[Records from a data collection]
* * * * *

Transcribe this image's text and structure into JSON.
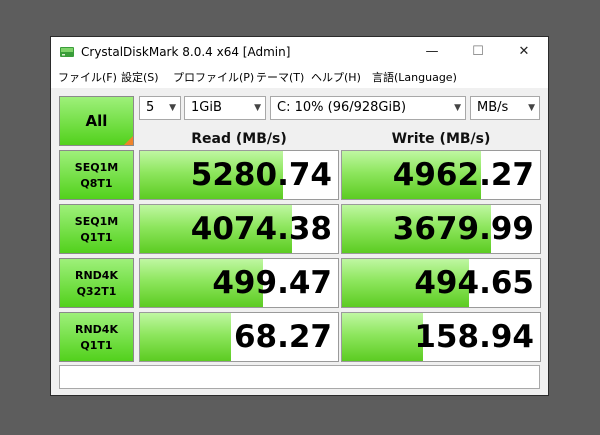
{
  "window": {
    "title": "CrystalDiskMark 8.0.4 x64 [Admin]",
    "controls": {
      "minimize": "—",
      "maximize": "☐",
      "close": "✕"
    }
  },
  "menu": [
    "ファイル(F)",
    "設定(S)",
    "プロファイル(P)",
    "テーマ(T)",
    "ヘルプ(H)",
    "言語(Language)"
  ],
  "toolbar": {
    "all_label": "All",
    "count": "5",
    "size": "1GiB",
    "drive": "C: 10% (96/928GiB)",
    "unit": "MB/s"
  },
  "headers": {
    "read": "Read (MB/s)",
    "write": "Write (MB/s)"
  },
  "tests": [
    {
      "line1": "SEQ1M",
      "line2": "Q8T1",
      "read": "5280.74",
      "write": "4962.27",
      "read_fill": 0.72,
      "write_fill": 0.7
    },
    {
      "line1": "SEQ1M",
      "line2": "Q1T1",
      "read": "4074.38",
      "write": "3679.99",
      "read_fill": 0.77,
      "write_fill": 0.75
    },
    {
      "line1": "RND4K",
      "line2": "Q32T1",
      "read": "499.47",
      "write": "494.65",
      "read_fill": 0.62,
      "write_fill": 0.64
    },
    {
      "line1": "RND4K",
      "line2": "Q1T1",
      "read": "68.27",
      "write": "158.94",
      "read_fill": 0.46,
      "write_fill": 0.41
    }
  ],
  "comment": "",
  "colors": {
    "bar_green": "#5ccc22",
    "corner_orange": "#f0842a"
  }
}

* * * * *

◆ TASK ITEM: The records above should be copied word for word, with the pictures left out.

◆ TASK OUTPUT:
Transcribe this image's text and structure into JSON.
{
  "window": {
    "title": "CrystalDiskMark 8.0.4 x64 [Admin]",
    "controls": {
      "minimize": "—",
      "maximize": "☐",
      "close": "✕"
    }
  },
  "menu": [
    "ファイル(F)",
    "設定(S)",
    "プロファイル(P)",
    "テーマ(T)",
    "ヘルプ(H)",
    "言語(Language)"
  ],
  "toolbar": {
    "all_label": "All",
    "count": "5",
    "size": "1GiB",
    "drive": "C: 10% (96/928GiB)",
    "unit": "MB/s"
  },
  "headers": {
    "read": "Read (MB/s)",
    "write": "Write (MB/s)"
  },
  "tests": [
    {
      "line1": "SEQ1M",
      "line2": "Q8T1",
      "read": "5280.74",
      "write": "4962.27",
      "read_fill": 0.72,
      "write_fill": 0.7
    },
    {
      "line1": "SEQ1M",
      "line2": "Q1T1",
      "read": "4074.38",
      "write": "3679.99",
      "read_fill": 0.77,
      "write_fill": 0.75
    },
    {
      "line1": "RND4K",
      "line2": "Q32T1",
      "read": "499.47",
      "write": "494.65",
      "read_fill": 0.62,
      "write_fill": 0.64
    },
    {
      "line1": "RND4K",
      "line2": "Q1T1",
      "read": "68.27",
      "write": "158.94",
      "read_fill": 0.46,
      "write_fill": 0.41
    }
  ],
  "comment": "",
  "colors": {
    "bar_green": "#5ccc22",
    "corner_orange": "#f0842a"
  }
}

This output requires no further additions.